A disciplinary memo said Martinez called the suspect “stupid” during the arrest. Later, he told the driver of the getaway car that “you’re either going to get out or you’re gonna fly out” when the man refused to exit his patrol car after arriving at a police station for questioning, the memo said.
Martinez forcibly removed the man from the patrol car, a disciplinary memo said, but didn’t document it.
His supervisors first concluded Martinez did nothing wrong. But Martinez was suspended for 20 days in July for violating the department’s pursuit and use of force policies.
McIlvain said he flagged the case when it landed on his desk, and he was upset Martinez’s supervisors had decided that he did not err.
“After watching the video I felt the pursuit was reckless and that there were issues that I felt warranted a full internal affairs investigation,” McIlvain said. “That was not an opinion shared by the chain at that time.”
Ultimately, McIlvain said, other members of the officer’s chain-of-command also became targets of an investigation into whether they properly reviewed the case, but none received serious discipline.
Backing the troops?
Experts say it is common in departments across the country for officers’ immediate supervisors to serve as the first reviewers of a use of force and to decide what should happen next.
“I can see how my subordinate did their job,” said Gene Paoline, a criminal justice professor at the University of Central Florida, where he has studied police use-of-force. “If I see that you are coming up a lot, it could be perfectly fine behavior, but it will clue me in. It is good to see who is using force and the circumstances. If we are seeing that every other traffic stop is resulting in an arrest and use of force, we might be able to nip some things in the bud.”
“Who is more appropriate to do that work?” said Steve Ijames, a national police force expert. “The supervisor works with them every day, he knows their personal issues, training issues, so they have skin in the game.”

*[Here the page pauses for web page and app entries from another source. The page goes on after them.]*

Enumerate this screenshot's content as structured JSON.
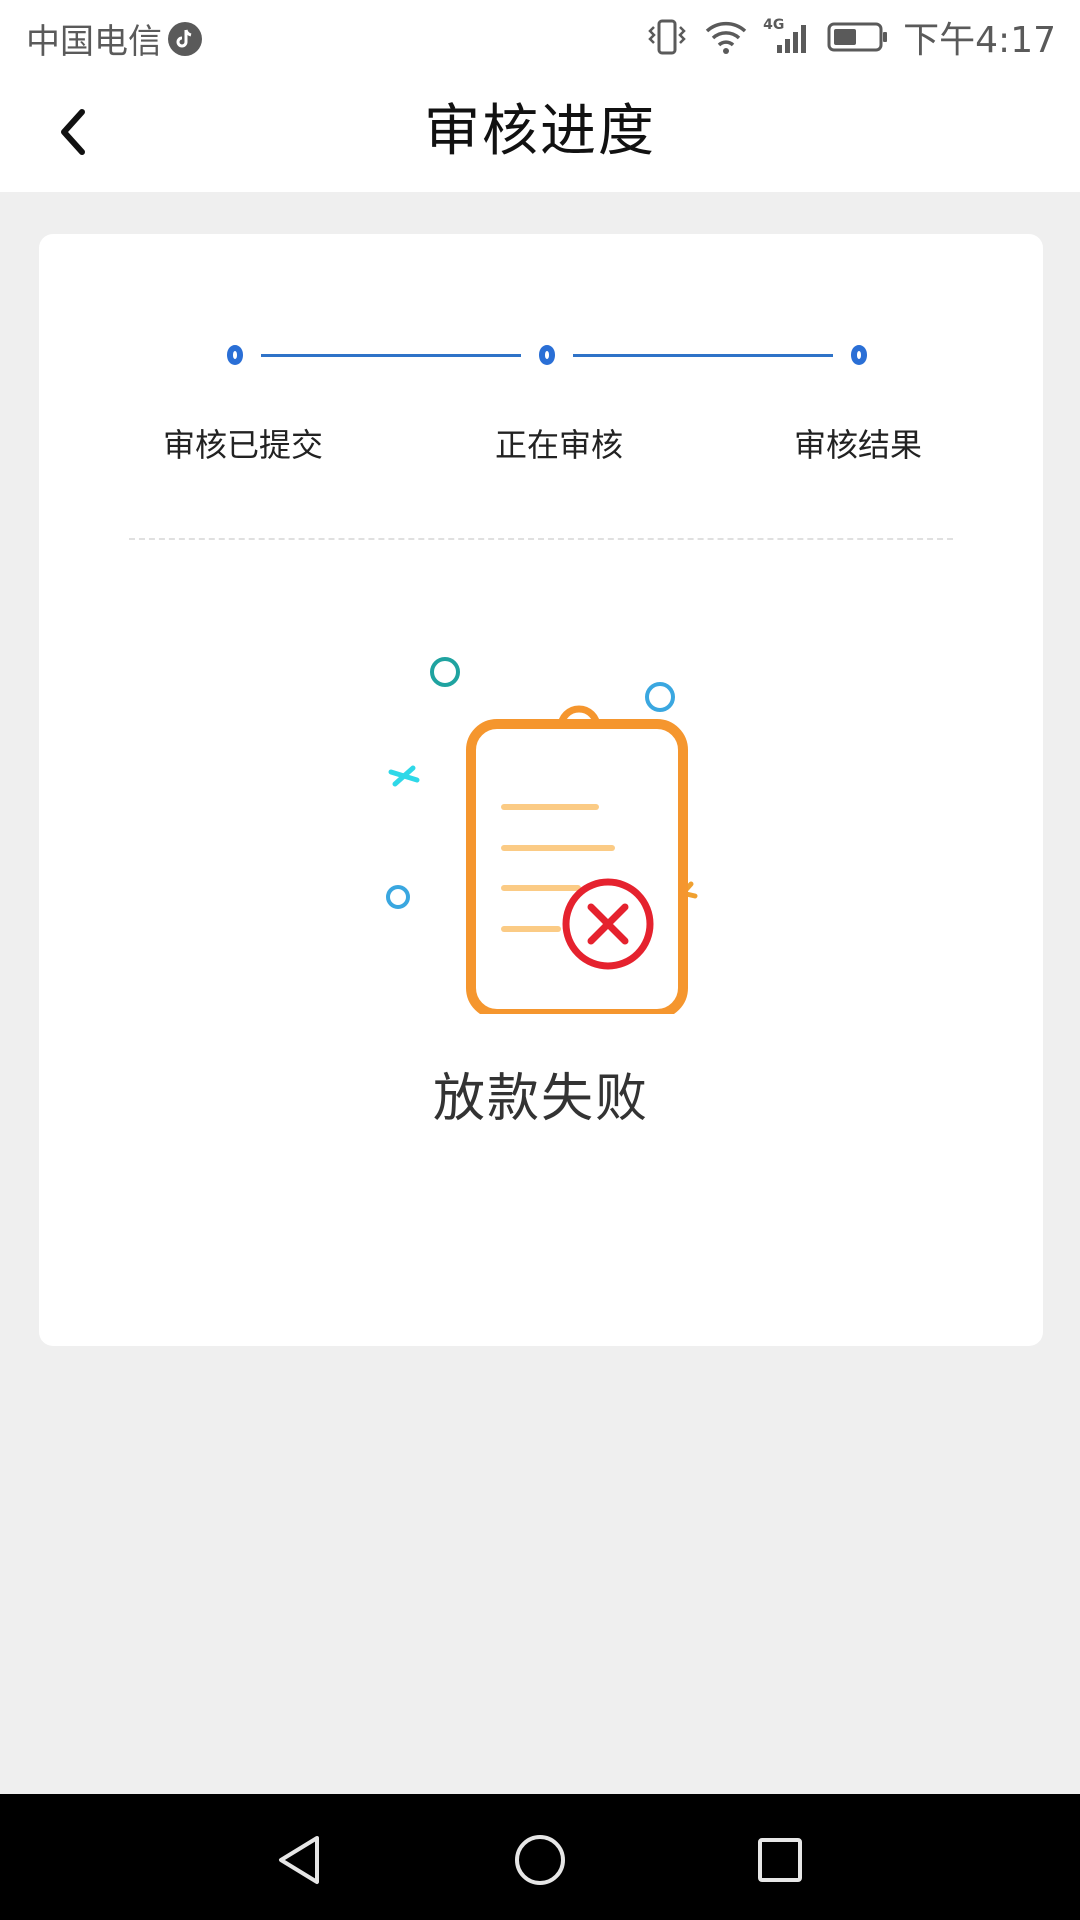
{
  "status_bar": {
    "carrier": "中国电信",
    "time": "下午4:17",
    "network_label": "4G",
    "icons": [
      "tiktok-icon",
      "vibrate-icon",
      "wifi-icon",
      "signal-icon",
      "battery-icon"
    ]
  },
  "header": {
    "title": "审核进度",
    "back_icon": "chevron-left-icon"
  },
  "progress": {
    "steps": [
      {
        "label": "审核已提交"
      },
      {
        "label": "正在审核"
      },
      {
        "label": "审核结果"
      }
    ],
    "accent_color": "#2a6fd6"
  },
  "result": {
    "status_text": "放款失败",
    "icon": "clipboard-failed-icon",
    "colors": {
      "clipboard": "#f5962e",
      "error": "#e5222e",
      "line": "#fbcb85"
    }
  },
  "nav_bar": {
    "icons": [
      "back-triangle-icon",
      "home-circle-icon",
      "recents-square-icon"
    ]
  }
}
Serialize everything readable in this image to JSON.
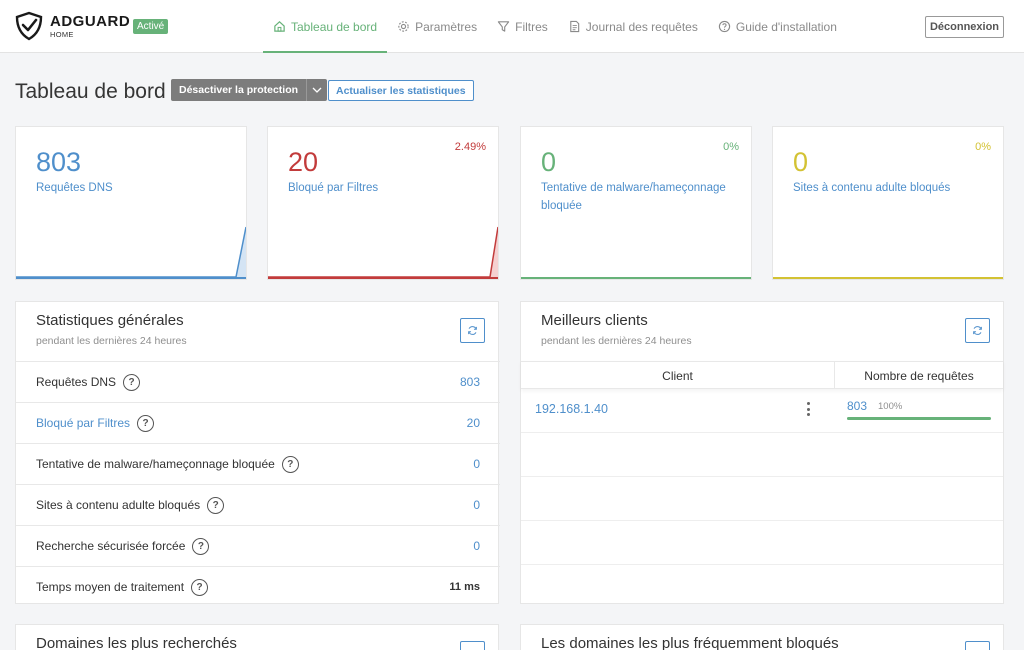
{
  "app": {
    "brand": "ADGUARD",
    "brand_sub": "HOME",
    "status_badge": "Activé",
    "logout": "Déconnexion"
  },
  "nav": [
    {
      "label": "Tableau de bord",
      "icon": "home-icon",
      "active": true
    },
    {
      "label": "Paramètres",
      "icon": "gear-icon",
      "active": false
    },
    {
      "label": "Filtres",
      "icon": "filter-icon",
      "active": false
    },
    {
      "label": "Journal des requêtes",
      "icon": "document-icon",
      "active": false
    },
    {
      "label": "Guide d'installation",
      "icon": "help-icon",
      "active": false
    }
  ],
  "page": {
    "title": "Tableau de bord",
    "disable_protection": "Désactiver la protection",
    "refresh_stats": "Actualiser les statistiques"
  },
  "cards": [
    {
      "value": "803",
      "label": "Requêtes DNS",
      "percent": "",
      "color": "#4f8fcb"
    },
    {
      "value": "20",
      "label": "Bloqué par Filtres",
      "percent": "2.49%",
      "color": "#c23b3b"
    },
    {
      "value": "0",
      "label": "Tentative de malware/hameçonnage bloquée",
      "percent": "0%",
      "color": "#67b279"
    },
    {
      "value": "0",
      "label": "Sites à contenu adulte bloqués",
      "percent": "0%",
      "color": "#d3c233"
    }
  ],
  "general_stats": {
    "title": "Statistiques générales",
    "subtitle": "pendant les dernières 24 heures",
    "rows": [
      {
        "label": "Requêtes DNS",
        "value": "803"
      },
      {
        "label": "Bloqué par Filtres",
        "value": "20"
      },
      {
        "label": "Tentative de malware/hameçonnage bloquée",
        "value": "0"
      },
      {
        "label": "Sites à contenu adulte bloqués",
        "value": "0"
      },
      {
        "label": "Recherche sécurisée forcée",
        "value": "0"
      },
      {
        "label": "Temps moyen de traitement",
        "value": "11 ms"
      }
    ]
  },
  "top_clients": {
    "title": "Meilleurs clients",
    "subtitle": "pendant les dernières 24 heures",
    "col_client": "Client",
    "col_requests": "Nombre de requêtes",
    "rows": [
      {
        "client": "192.168.1.40",
        "count": "803",
        "percent": "100%",
        "share": 1.0
      }
    ]
  },
  "bottom": {
    "top_domains_title": "Domaines les plus recherchés",
    "top_blocked_title": "Les domaines les plus fréquemment bloqués"
  }
}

But experts also point out that the approach provides room for error, subjectivity and for supervisors’ opinion to be clouded by their relationship with the officer.
Frasier said she is concerned that some supervisors may fear their reputation among peers if they are viewed as heavy-handed.
“Sergeants who are out there with their troops don’t want to be viewed as not supportive of officers,” she said. “And the word you hear, when they start holding their officers accountable, is that they don’t back his or her troops.”
Frasier said she also has questioned whether the Austin Police Department has provided supervisors enough training with how to properly evaluate a force incident.
“It makes me wonder if no one has trained you as far as what standard you should be using,” Frasier said.
McIllvain said the department will spend the next few months researching how other departments ensure that an officer’s use of force receives proper evaluation.
He said he is pleased that in the three months the department has added the extra layer of review, no commander has said he disagreed with assessments by another chain-of-command.
“For the most part, I think they are reviewing them properly,” he said.